Chancellor George Osborne has confirmed the Government will accelerate plans to increase the state pension age to 67.
Under the previous proposals, the state pension age would have increased to 67 for both men and women between 2034 and 2036. This will now happen between 2026 and 2028.
Osborne (pictured) said the decision will allow the Government to “pay decent pensions for longer” and will save the Treasury £60bn.
The Government has already accelerated the previous Labour administration’s plans to increase the state pension age to 66 for both men and women.
The original proposals put forward by the coalition would have seen the pension age rise from 60 to 65 by 2018 before increasing to 66 for both men and women by April 2020.

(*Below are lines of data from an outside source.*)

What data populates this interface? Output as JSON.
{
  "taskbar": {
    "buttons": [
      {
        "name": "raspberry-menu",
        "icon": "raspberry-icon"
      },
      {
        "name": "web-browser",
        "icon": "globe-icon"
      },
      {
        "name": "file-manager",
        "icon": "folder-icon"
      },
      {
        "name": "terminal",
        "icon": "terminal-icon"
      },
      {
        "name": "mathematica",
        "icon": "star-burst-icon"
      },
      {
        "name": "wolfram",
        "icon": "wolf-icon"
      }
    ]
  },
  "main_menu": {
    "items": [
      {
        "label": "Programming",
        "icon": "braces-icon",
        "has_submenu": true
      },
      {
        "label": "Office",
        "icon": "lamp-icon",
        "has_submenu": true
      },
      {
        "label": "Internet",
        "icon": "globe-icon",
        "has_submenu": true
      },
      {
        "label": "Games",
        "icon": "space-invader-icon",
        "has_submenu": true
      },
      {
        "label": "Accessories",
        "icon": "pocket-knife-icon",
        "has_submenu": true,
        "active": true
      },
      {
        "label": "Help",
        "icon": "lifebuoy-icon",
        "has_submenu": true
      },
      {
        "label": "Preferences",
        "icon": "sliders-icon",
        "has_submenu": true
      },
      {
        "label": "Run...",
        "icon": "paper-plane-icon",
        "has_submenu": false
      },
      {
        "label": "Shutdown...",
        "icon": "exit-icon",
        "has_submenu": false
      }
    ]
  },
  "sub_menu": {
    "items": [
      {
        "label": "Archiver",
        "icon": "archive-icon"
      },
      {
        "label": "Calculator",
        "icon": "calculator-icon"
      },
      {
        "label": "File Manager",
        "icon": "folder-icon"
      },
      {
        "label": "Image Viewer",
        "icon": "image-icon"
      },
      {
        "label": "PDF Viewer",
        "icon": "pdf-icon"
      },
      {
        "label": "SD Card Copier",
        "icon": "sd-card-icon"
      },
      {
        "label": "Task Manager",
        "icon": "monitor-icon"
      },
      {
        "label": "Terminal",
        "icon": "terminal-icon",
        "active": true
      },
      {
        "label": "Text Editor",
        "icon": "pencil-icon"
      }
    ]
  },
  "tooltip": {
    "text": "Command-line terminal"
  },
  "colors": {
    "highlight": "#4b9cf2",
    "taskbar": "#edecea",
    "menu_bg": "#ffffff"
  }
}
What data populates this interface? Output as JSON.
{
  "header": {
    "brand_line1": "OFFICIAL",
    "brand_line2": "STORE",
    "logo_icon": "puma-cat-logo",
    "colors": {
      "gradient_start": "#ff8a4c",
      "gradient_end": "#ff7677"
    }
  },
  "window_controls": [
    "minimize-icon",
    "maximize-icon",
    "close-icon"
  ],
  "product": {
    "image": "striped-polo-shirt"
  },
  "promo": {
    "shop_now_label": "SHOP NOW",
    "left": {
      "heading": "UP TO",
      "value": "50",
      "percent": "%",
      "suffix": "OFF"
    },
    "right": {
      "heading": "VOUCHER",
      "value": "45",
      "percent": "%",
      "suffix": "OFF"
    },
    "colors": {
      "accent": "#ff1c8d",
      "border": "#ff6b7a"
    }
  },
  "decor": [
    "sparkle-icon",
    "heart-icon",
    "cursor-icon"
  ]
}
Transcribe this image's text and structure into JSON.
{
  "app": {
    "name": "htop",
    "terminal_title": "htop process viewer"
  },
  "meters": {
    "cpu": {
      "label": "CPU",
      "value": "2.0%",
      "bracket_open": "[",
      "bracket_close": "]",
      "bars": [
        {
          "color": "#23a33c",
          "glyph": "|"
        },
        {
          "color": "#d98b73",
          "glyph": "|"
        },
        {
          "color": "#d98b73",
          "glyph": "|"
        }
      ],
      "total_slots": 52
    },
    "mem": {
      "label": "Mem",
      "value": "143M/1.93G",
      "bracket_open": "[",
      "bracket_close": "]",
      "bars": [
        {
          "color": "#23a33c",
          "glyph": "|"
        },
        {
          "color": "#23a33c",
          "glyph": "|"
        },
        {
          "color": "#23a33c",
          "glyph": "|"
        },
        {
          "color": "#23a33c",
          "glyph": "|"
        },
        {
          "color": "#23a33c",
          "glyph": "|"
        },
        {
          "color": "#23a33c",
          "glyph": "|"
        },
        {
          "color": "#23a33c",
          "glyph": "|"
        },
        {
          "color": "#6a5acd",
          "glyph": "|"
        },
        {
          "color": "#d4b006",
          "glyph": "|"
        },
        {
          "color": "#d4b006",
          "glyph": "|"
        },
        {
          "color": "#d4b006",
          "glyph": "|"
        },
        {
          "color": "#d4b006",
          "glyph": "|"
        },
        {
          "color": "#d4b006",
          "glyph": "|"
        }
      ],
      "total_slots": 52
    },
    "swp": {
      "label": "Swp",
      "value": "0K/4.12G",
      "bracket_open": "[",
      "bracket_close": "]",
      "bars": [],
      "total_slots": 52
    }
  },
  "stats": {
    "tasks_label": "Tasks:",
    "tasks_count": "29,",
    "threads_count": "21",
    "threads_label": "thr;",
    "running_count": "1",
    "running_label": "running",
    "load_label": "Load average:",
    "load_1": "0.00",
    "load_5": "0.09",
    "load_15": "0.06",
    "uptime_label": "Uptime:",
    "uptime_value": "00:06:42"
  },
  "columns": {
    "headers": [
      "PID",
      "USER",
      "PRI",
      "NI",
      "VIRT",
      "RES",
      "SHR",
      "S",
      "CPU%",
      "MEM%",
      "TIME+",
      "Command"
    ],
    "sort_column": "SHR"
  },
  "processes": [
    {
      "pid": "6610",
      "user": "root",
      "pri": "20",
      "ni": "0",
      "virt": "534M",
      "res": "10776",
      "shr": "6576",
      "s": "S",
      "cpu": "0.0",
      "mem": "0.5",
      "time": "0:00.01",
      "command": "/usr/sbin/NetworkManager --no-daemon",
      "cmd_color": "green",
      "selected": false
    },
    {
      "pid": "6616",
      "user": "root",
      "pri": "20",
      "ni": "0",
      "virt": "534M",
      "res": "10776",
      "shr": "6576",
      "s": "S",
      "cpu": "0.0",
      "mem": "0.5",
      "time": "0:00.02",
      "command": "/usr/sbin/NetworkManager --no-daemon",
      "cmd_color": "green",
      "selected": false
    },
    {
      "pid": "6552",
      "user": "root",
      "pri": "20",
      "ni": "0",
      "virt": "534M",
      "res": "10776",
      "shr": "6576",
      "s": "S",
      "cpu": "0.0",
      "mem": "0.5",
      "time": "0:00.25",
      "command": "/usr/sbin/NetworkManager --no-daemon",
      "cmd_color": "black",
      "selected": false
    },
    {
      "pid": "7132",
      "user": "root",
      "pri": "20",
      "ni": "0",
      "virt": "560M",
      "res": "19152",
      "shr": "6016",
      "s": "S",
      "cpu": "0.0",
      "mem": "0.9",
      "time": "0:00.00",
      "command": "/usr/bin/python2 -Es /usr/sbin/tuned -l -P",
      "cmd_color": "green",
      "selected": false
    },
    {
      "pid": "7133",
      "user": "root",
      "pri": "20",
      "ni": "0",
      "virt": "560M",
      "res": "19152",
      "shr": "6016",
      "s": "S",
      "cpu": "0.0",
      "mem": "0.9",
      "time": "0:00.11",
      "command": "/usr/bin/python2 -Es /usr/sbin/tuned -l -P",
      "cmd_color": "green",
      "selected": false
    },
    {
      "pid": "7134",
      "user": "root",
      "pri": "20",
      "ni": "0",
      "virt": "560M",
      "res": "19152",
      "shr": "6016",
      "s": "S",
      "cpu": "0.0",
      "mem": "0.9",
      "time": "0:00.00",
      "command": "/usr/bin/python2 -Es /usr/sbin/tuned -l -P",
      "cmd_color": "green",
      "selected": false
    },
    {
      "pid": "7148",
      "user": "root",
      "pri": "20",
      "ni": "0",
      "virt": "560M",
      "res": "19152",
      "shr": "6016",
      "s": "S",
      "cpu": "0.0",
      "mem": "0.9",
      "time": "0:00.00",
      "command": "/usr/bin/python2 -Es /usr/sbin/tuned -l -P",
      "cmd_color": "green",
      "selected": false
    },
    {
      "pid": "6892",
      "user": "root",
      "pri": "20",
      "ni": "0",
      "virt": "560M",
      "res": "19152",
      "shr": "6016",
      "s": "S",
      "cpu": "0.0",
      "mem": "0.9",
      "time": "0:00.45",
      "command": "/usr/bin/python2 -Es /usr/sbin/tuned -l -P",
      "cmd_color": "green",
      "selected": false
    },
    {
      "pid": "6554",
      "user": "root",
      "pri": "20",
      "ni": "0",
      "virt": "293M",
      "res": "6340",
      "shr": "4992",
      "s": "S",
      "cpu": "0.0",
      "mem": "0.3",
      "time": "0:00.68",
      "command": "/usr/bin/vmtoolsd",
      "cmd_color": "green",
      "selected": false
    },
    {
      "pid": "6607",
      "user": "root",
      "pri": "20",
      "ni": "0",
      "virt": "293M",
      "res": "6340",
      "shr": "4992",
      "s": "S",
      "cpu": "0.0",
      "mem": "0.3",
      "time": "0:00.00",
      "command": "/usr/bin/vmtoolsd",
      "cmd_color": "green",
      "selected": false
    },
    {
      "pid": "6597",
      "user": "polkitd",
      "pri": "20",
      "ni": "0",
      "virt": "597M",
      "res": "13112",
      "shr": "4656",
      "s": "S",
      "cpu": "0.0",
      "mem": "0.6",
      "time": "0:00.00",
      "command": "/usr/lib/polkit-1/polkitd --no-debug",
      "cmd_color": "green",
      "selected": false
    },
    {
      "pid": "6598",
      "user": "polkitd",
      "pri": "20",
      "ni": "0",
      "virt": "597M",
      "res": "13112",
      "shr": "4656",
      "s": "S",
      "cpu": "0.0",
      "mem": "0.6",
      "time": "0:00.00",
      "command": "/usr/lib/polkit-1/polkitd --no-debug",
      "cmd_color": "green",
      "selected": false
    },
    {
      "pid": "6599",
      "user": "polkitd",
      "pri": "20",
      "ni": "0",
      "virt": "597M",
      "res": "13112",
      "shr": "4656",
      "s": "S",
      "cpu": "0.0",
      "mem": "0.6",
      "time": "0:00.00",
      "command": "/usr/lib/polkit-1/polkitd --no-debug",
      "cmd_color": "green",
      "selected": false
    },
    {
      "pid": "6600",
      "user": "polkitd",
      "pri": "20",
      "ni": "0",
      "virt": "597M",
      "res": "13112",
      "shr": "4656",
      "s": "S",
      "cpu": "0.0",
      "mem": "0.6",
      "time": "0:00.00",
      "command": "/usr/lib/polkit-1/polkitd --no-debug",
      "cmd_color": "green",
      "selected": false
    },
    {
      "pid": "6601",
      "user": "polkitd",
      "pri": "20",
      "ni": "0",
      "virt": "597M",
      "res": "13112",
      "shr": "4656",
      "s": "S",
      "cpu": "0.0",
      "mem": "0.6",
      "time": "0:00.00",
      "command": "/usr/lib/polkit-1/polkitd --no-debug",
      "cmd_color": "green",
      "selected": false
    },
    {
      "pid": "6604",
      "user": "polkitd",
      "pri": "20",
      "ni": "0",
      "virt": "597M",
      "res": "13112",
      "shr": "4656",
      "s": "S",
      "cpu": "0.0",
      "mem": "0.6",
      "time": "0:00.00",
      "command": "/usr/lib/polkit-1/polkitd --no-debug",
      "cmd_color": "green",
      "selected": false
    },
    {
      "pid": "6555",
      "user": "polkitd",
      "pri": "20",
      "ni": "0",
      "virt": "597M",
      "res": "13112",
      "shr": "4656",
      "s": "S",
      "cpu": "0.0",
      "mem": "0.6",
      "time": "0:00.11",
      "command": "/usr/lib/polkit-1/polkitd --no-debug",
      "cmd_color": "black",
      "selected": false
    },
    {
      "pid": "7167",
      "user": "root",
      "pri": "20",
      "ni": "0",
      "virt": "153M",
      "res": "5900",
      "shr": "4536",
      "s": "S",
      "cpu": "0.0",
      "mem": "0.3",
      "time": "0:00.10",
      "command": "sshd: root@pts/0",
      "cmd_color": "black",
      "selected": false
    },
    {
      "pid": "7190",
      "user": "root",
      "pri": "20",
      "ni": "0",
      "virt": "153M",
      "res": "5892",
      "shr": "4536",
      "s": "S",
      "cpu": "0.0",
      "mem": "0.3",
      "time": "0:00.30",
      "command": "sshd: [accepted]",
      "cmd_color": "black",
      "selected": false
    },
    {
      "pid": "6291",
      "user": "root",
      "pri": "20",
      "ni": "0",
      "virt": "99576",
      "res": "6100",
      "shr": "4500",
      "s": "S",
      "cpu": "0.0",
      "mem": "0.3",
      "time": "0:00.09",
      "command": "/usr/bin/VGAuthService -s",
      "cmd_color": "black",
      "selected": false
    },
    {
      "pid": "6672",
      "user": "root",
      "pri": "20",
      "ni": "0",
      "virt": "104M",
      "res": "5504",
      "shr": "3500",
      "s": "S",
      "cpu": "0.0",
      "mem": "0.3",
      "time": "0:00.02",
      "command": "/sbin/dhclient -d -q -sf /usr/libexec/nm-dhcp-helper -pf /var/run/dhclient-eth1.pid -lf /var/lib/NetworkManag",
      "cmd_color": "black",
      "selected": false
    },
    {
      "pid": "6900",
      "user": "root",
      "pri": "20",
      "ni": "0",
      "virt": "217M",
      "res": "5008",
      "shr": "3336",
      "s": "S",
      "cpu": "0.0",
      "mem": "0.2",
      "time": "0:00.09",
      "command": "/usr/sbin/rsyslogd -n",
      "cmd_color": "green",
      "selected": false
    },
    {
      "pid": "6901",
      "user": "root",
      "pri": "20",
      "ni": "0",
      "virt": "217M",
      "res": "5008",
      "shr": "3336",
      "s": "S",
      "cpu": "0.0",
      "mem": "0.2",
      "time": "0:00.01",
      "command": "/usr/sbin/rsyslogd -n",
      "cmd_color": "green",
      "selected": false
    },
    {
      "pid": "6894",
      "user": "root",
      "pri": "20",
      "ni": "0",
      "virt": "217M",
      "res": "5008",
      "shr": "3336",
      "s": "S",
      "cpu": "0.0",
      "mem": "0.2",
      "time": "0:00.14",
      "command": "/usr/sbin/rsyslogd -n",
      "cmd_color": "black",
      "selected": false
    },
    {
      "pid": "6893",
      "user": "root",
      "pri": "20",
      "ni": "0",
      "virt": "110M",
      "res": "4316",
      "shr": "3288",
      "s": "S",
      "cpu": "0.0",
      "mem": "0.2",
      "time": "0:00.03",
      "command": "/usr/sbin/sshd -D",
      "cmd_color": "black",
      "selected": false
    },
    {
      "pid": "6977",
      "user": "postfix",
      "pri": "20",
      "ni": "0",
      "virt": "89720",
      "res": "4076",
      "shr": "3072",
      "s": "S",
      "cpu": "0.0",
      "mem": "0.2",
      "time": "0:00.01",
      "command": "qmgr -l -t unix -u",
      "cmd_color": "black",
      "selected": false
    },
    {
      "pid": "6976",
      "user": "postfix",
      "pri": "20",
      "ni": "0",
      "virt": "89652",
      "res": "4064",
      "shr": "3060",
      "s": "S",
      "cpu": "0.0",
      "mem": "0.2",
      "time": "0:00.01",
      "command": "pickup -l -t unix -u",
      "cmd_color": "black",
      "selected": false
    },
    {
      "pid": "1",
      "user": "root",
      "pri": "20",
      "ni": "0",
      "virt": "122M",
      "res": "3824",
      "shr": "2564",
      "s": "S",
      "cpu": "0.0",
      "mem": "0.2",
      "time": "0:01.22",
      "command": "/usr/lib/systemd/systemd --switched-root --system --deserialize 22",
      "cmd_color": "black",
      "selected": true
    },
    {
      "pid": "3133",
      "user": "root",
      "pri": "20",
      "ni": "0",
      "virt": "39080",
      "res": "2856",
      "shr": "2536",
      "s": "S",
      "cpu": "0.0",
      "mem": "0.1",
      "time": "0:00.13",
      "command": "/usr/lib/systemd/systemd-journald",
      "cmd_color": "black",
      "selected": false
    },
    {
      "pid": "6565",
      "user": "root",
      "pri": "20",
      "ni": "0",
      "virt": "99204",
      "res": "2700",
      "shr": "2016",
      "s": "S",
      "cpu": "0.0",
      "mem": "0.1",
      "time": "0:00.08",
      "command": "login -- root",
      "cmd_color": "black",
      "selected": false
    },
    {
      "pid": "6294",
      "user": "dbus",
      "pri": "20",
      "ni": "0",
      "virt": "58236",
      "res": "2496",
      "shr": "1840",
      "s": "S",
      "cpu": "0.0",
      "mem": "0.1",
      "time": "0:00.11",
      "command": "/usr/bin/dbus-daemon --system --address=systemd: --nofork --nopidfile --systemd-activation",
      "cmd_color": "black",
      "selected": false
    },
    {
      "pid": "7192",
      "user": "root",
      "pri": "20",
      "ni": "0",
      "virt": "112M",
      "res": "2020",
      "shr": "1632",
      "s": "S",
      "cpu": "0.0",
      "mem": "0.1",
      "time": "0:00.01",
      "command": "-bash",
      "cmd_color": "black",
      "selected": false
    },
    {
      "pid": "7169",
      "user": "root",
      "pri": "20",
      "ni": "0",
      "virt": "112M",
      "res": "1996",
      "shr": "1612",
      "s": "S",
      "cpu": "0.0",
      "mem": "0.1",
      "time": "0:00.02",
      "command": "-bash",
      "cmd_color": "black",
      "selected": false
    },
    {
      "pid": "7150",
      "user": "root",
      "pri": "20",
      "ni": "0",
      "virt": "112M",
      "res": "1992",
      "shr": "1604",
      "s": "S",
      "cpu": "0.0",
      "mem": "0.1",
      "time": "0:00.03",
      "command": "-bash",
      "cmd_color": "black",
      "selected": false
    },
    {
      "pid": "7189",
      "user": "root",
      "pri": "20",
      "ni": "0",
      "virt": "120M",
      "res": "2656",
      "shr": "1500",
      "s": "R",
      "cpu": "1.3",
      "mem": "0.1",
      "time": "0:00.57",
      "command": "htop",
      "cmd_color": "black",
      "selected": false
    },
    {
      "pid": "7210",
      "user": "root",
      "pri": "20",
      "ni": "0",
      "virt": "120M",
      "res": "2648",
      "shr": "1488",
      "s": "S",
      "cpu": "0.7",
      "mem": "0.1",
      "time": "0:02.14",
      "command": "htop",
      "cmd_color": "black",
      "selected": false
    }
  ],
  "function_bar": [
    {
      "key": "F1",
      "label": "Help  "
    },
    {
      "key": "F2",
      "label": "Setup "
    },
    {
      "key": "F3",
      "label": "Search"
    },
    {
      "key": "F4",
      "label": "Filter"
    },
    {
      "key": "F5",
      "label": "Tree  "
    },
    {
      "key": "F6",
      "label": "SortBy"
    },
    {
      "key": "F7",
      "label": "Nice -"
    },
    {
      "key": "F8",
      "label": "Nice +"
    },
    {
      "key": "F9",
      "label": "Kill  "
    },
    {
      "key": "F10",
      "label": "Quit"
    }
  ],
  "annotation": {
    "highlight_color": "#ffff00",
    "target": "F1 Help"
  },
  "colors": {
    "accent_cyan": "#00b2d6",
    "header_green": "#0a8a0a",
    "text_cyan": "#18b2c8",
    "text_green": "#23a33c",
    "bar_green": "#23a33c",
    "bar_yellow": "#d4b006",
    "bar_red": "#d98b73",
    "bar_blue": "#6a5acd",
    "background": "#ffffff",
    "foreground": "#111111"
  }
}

The move to 66 was subsequently delayed until October 2020 due to concerns about the impact the change would have on women.
The Chancellor also used his speech to urge unions to call off Wednesday’s strike action over reforms to public sector pensions.
He said: “I would once again ask unions why they are damaging the economy and putting jobs at risk? Call off strikes, come back to the negotiating table tomorrow and agree generous pensions that are affordable to the taxpayer.”